§ Task goal: As an exercise, copy out the entries exactly as written.

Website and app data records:
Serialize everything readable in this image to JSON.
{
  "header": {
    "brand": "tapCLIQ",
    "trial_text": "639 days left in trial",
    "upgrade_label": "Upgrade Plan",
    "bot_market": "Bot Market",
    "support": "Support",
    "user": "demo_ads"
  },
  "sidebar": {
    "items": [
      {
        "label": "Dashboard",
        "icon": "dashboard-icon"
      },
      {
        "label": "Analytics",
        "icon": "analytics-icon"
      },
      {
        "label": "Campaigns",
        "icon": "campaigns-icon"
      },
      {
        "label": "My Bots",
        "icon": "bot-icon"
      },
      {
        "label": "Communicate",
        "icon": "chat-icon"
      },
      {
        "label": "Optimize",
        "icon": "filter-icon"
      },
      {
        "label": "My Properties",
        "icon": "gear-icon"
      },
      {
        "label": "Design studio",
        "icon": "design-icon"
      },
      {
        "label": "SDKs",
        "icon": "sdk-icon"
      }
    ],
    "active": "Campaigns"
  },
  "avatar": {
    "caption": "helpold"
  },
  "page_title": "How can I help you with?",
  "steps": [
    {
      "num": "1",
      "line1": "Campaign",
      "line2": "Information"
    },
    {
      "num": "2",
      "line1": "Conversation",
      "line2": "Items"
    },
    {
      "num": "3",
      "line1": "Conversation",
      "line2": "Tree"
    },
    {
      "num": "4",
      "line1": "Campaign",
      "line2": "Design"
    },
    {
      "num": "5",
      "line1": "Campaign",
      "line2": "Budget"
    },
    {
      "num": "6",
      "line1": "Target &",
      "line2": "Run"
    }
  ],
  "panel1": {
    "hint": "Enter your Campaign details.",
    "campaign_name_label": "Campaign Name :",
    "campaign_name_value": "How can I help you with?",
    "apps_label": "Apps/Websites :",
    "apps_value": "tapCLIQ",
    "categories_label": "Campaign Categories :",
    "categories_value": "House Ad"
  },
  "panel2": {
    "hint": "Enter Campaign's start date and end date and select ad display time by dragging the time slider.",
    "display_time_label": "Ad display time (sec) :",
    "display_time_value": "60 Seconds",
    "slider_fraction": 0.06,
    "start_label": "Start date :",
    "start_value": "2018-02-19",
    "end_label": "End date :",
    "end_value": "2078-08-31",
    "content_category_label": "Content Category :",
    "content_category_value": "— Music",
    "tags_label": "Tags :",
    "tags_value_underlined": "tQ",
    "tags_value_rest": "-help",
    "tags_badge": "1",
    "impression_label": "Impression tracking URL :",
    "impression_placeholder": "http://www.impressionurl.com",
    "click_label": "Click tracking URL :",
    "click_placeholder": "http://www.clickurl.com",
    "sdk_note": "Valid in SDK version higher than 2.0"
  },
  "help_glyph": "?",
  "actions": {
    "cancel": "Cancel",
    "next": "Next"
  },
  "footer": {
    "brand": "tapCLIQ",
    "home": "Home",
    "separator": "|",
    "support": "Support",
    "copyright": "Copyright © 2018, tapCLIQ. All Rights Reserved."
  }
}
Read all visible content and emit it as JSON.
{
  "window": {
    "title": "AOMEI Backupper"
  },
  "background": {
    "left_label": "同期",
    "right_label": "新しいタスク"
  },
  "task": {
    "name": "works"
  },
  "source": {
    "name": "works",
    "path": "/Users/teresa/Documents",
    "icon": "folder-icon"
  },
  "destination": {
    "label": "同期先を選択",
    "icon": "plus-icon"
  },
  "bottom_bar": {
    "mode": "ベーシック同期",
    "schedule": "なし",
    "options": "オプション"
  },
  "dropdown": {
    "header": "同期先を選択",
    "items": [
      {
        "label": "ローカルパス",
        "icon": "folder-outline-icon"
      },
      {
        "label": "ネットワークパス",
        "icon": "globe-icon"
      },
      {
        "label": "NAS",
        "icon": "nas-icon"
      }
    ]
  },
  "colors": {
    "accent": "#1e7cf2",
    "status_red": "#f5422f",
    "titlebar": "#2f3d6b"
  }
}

§ Solution below:
Serialize everything readable in this image to JSON.
{
  "header": {
    "brand": "tapCLIQ",
    "trial_text": "639 days left in trial",
    "upgrade_label": "Upgrade Plan",
    "bot_market": "Bot Market",
    "support": "Support",
    "user": "demo_ads"
  },
  "sidebar": {
    "items": [
      {
        "label": "Dashboard",
        "icon": "dashboard-icon"
      },
      {
        "label": "Analytics",
        "icon": "analytics-icon"
      },
      {
        "label": "Campaigns",
        "icon": "campaigns-icon"
      },
      {
        "label": "My Bots",
        "icon": "bot-icon"
      },
      {
        "label": "Communicate",
        "icon": "chat-icon"
      },
      {
        "label": "Optimize",
        "icon": "filter-icon"
      },
      {
        "label": "My Properties",
        "icon": "gear-icon"
      },
      {
        "label": "Design studio",
        "icon": "design-icon"
      },
      {
        "label": "SDKs",
        "icon": "sdk-icon"
      }
    ],
    "active": "Campaigns"
  },
  "avatar": {
    "caption": "helpold"
  },
  "page_title": "How can I help you with?",
  "steps": [
    {
      "num": "1",
      "line1": "Campaign",
      "line2": "Information"
    },
    {
      "num": "2",
      "line1": "Conversation",
      "line2": "Items"
    },
    {
      "num": "3",
      "line1": "Conversation",
      "line2": "Tree"
    },
    {
      "num": "4",
      "line1": "Campaign",
      "line2": "Design"
    },
    {
      "num": "5",
      "line1": "Campaign",
      "line2": "Budget"
    },
    {
      "num": "6",
      "line1": "Target &",
      "line2": "Run"
    }
  ],
  "panel1": {
    "hint": "Enter your Campaign details.",
    "campaign_name_label": "Campaign Name :",
    "campaign_name_value": "How can I help you with?",
    "apps_label": "Apps/Websites :",
    "apps_value": "tapCLIQ",
    "categories_label": "Campaign Categories :",
    "categories_value": "House Ad"
  },
  "panel2": {
    "hint": "Enter Campaign's start date and end date and select ad display time by dragging the time slider.",
    "display_time_label": "Ad display time (sec) :",
    "display_time_value": "60 Seconds",
    "slider_fraction": 0.06,
    "start_label": "Start date :",
    "start_value": "2018-02-19",
    "end_label": "End date :",
    "end_value": "2078-08-31",
    "content_category_label": "Content Category :",
    "content_category_value": "— Music",
    "tags_label": "Tags :",
    "tags_value_underlined": "tQ",
    "tags_value_rest": "-help",
    "tags_badge": "1",
    "impression_label": "Impression tracking URL :",
    "impression_placeholder": "http://www.impressionurl.com",
    "click_label": "Click tracking URL :",
    "click_placeholder": "http://www.clickurl.com",
    "sdk_note": "Valid in SDK version higher than 2.0"
  },
  "help_glyph": "?",
  "actions": {
    "cancel": "Cancel",
    "next": "Next"
  },
  "footer": {
    "brand": "tapCLIQ",
    "home": "Home",
    "separator": "|",
    "support": "Support",
    "copyright": "Copyright © 2018, tapCLIQ. All Rights Reserved."
  }
}
Read all visible content and emit it as JSON.
{
  "window": {
    "title": "AOMEI Backupper"
  },
  "background": {
    "left_label": "同期",
    "right_label": "新しいタスク"
  },
  "task": {
    "name": "works"
  },
  "source": {
    "name": "works",
    "path": "/Users/teresa/Documents",
    "icon": "folder-icon"
  },
  "destination": {
    "label": "同期先を選択",
    "icon": "plus-icon"
  },
  "bottom_bar": {
    "mode": "ベーシック同期",
    "schedule": "なし",
    "options": "オプション"
  },
  "dropdown": {
    "header": "同期先を選択",
    "items": [
      {
        "label": "ローカルパス",
        "icon": "folder-outline-icon"
      },
      {
        "label": "ネットワークパス",
        "icon": "globe-icon"
      },
      {
        "label": "NAS",
        "icon": "nas-icon"
      }
    ]
  },
  "colors": {
    "accent": "#1e7cf2",
    "status_red": "#f5422f",
    "titlebar": "#2f3d6b"
  }
}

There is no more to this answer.